When I cook with friends, I love to set out Parm and truffle honey on the kitchen table. It’s great alongside Prosecco, and the combination is one of those flavor revelations you never forget. Any light honey will do, but a fragrant honey (try cranberry) elevates the experience in unimaginable ways.

2. Sautéed Greens

It only takes a few seconds to wilt spinach or dandelion greens in a hot fry pan with a little olive oil. When the leaves are still bright, plate them and add a dash of good balsamic, a crank of black pepper, and some shaved Parm. For a meal, top the greens with a poached egg and serve with toast.

3. Soft Boiled Eggs

For breakfast, peel a softie and slice it open over two toasted baguette rounds, then top with shaved Parm and a pinch of sea salt or truffle salt. This is a staple in our house. With a side salad, it becomes lunch.

4. Tomato Bruschetta

For an easy appetizer, macerate ripe tomatoes, chopped garlic, fresh basil, and olive oil. Ladle the mixture onto well-browned baguette rounds. Top with…I don’t have to say it.

5. Roasted Garlic

I love to rub down grilled baguette halves with leftover roasted garlic. With a drizzle of olive oil and a nice layer of Parm, you can wrap the whole thing in foil and let the mess meld while you prepare mussels or grilled chops.

6. Stone Fruit

Fruit brings out the sweetness in cheese. For a rustic dessert, set out a wedge of Parm and a bowl of ripe apricots or peaches. Almonds and honey are elegant sides.

7. Dates

Look for plump Medjool dates. Pit them and stuff them with shards of Parm – add a Marcona almond if you want crunch. You can bake these for a few minutes at 300 degrees or serve them room temp. Pop the champagne.

8. Mushroom Toasts

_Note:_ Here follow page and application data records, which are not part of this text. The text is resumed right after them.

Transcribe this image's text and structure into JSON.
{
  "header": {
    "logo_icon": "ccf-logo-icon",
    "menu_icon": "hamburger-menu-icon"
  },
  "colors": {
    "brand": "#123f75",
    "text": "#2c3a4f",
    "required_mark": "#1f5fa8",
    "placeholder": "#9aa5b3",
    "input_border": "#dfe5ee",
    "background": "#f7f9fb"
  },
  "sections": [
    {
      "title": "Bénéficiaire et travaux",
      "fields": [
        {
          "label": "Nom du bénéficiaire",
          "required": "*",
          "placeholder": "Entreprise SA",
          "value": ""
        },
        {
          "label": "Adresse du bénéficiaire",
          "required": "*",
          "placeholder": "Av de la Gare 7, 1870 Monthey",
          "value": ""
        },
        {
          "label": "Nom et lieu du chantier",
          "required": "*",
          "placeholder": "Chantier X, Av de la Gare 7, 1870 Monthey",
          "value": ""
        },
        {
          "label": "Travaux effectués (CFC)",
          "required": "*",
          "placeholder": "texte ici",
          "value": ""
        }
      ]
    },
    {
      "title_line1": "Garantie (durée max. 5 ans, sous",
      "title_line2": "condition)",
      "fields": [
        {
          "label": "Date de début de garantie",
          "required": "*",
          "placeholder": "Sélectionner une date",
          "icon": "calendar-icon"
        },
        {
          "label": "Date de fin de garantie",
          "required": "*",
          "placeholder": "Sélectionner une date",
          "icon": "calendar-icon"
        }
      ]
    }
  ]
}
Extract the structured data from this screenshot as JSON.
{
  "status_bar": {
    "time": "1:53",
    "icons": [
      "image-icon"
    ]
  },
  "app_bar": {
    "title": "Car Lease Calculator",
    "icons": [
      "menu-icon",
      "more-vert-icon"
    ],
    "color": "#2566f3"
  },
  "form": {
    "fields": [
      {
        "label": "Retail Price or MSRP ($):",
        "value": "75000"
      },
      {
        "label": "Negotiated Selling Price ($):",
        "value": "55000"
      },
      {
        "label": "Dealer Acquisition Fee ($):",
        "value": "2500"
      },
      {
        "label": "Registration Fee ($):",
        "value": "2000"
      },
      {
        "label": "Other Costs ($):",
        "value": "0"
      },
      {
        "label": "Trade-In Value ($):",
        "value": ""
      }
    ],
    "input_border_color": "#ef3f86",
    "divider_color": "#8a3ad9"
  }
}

This is my favorite fall supper: wild mushrooms sautéed with garlic, butter, and white wine served open-face on whole wheat toast. Use a variety of mushrooms and finish with a squeeze of lemon, minced parsley, and lots of Parm. Sparkly is a must.

9. Grits

I love the rustic combination of stone ground grits and sweet, nutty Parm. For breakfast or dinner, serve heaping bowls dotted with butter, ground pepper, and crumbled Parm. For a meal, add shrimp, basil, and oven-baked cherry tomatoes.

10. Fresh Herb Salad

The strong flavors in Parm compliment garden herbs, which can be tossed with fresh lemon juice, olive oil and sea salt for a simple salad. Try mixing fresh greens with fistfuls of basil, chives, thyme, parsley, and nasturtiums.

11. Spirits

Before dinner: sparkling wine. After dinner: a medium to full-bodied red, or amantillado sherry.

12. Dark Beer

Try imperial stout and black mission figs. For a wintery affair, set out a dish of unshelled walnuts and pecans, and let people sip, nibble, and crack.

For more Parm posts, visit Madame Fromage.

2 Comments

  • MontglaneChess says:
    August 25, 2011 at 11:27 am

    This is amazing! I tend to view Parm as something of a necessary finisher for pastas or a generally unexciting cheese, but this list has definitely opened my eyes! I had no idea there were this many amazing sweet and savory pairings for such a classic cheese. Thanks for the ideas! I can’t wait to try some out.

  • Linda Olle says:
    August 31, 2011 at 10:53 pm

    Madame Fromage has not only the best palate, but the best vocabulary for talking about food. “Stone fruit,” for instance. I always pick up about ten ideas from every single one of her cheesy articles.

Add a Comment* Required Field